##### Entries provided
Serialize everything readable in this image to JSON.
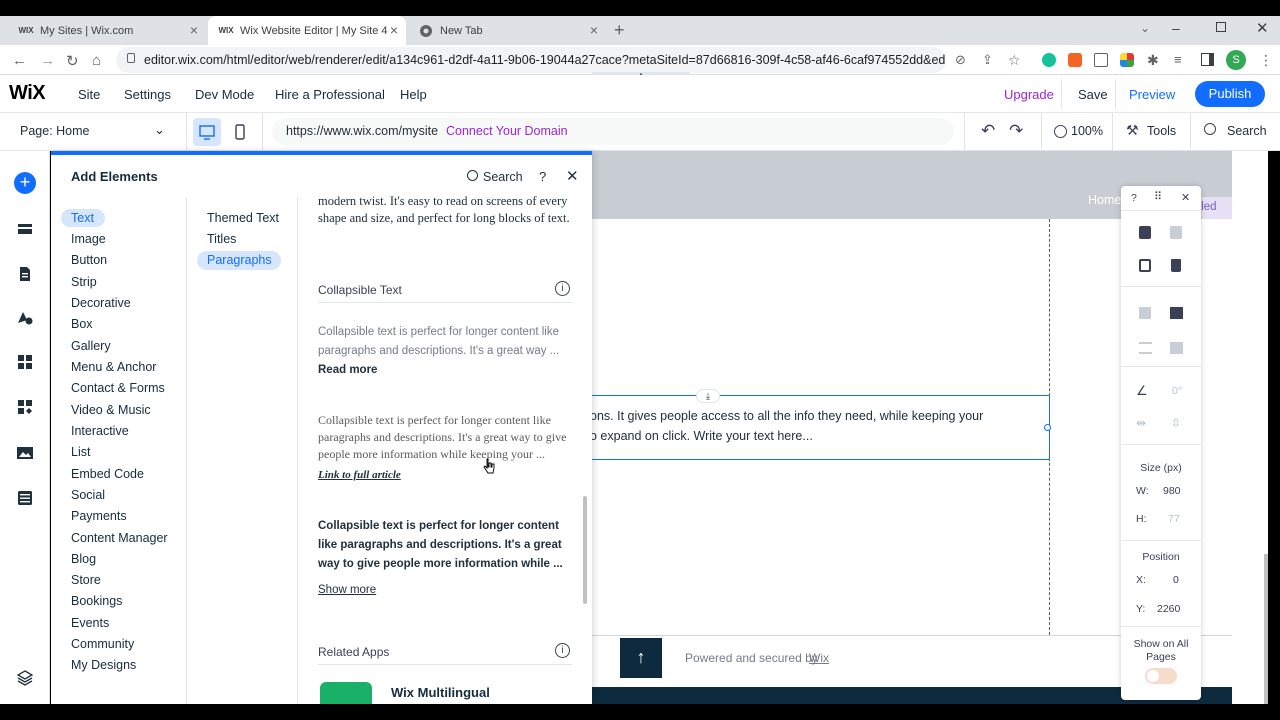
{
  "browser": {
    "tabs": [
      {
        "label": "My Sites | Wix.com",
        "favicon": "WIX"
      },
      {
        "label": "Wix Website Editor | My Site 4",
        "favicon": "WIX"
      },
      {
        "label": "New Tab",
        "favicon": "chrome"
      }
    ],
    "url": "editor.wix.com/html/editor/web/renderer/edit/a134c961-d2df-4a11-9b06-19044a27cace?metaSiteId=87d66816-309f-4c58-af46-6caf974552dd&editorSe...",
    "profile_initial": "S"
  },
  "wix": {
    "logo": "WiX",
    "menu": [
      "Site",
      "Settings",
      "Dev Mode",
      "Hire a Professional",
      "Help"
    ],
    "upgrade": "Upgrade",
    "save": "Save",
    "preview": "Preview",
    "publish": "Publish",
    "page_select": "Page: Home",
    "site_url": "https://www.wix.com/mysite",
    "connect_domain": "Connect Your Domain",
    "zoom": "100%",
    "tools": "Tools",
    "search": "Search"
  },
  "panel": {
    "title": "Add Elements",
    "search": "Search",
    "help": "?",
    "categories": [
      "Text",
      "Image",
      "Button",
      "Strip",
      "Decorative",
      "Box",
      "Gallery",
      "Menu & Anchor",
      "Contact & Forms",
      "Video & Music",
      "Interactive",
      "List",
      "Embed Code",
      "Social",
      "Payments",
      "Content Manager",
      "Blog",
      "Store",
      "Bookings",
      "Events",
      "Community",
      "My Designs"
    ],
    "subcategories": [
      "Themed Text",
      "Titles",
      "Paragraphs"
    ],
    "top_paragraph": "modern twist. It's easy to read on screens of every shape and size, and perfect for long blocks of text.",
    "collapsible_heading": "Collapsible Text",
    "collapsible_1": "Collapsible text is perfect for longer content like paragraphs and descriptions. It's a great way ...",
    "collapsible_1_link": "Read more",
    "collapsible_2": "Collapsible text is perfect for longer content like paragraphs and descriptions. It's a great way to give people more information while keeping your ...",
    "collapsible_2_link": "Link to full article",
    "collapsible_3": "Collapsible text is perfect for longer content like paragraphs and descriptions. It's a great way to give people more information while ...",
    "collapsible_3_link": "Show more",
    "related_heading": "Related Apps",
    "related_app": "Wix Multilingual"
  },
  "canvas": {
    "nav_home": "Home",
    "nav_untitled": "tled",
    "selected_text_line1": "ons. It gives people access to all the info they need, while keeping your",
    "selected_text_line2": "o expand on click. Write your text here...",
    "footer_text": "Powered and secured by",
    "footer_link": "Wix"
  },
  "inspector": {
    "help": "?",
    "angle": "0°",
    "size_label": "Size (px)",
    "w_label": "W:",
    "w_value": "980",
    "h_label": "H:",
    "h_value": "77",
    "position_label": "Position",
    "x_label": "X:",
    "x_value": "0",
    "y_label": "Y:",
    "y_value": "2260",
    "show_all_pages": "Show on All Pages"
  },
  "colors": {
    "accent": "#116dff",
    "upgrade": "#9a27d5",
    "selected_cat_bg": "#d6e6fe"
  }
}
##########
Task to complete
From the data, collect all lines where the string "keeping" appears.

Task answer
    "collapsible_2": "Collapsible text is perfect for longer content like paragraphs and descriptions. It's a great way to give people more information while keeping your ...",
    "selected_text_line1": "ons. It gives people access to all the info they need, while keeping your",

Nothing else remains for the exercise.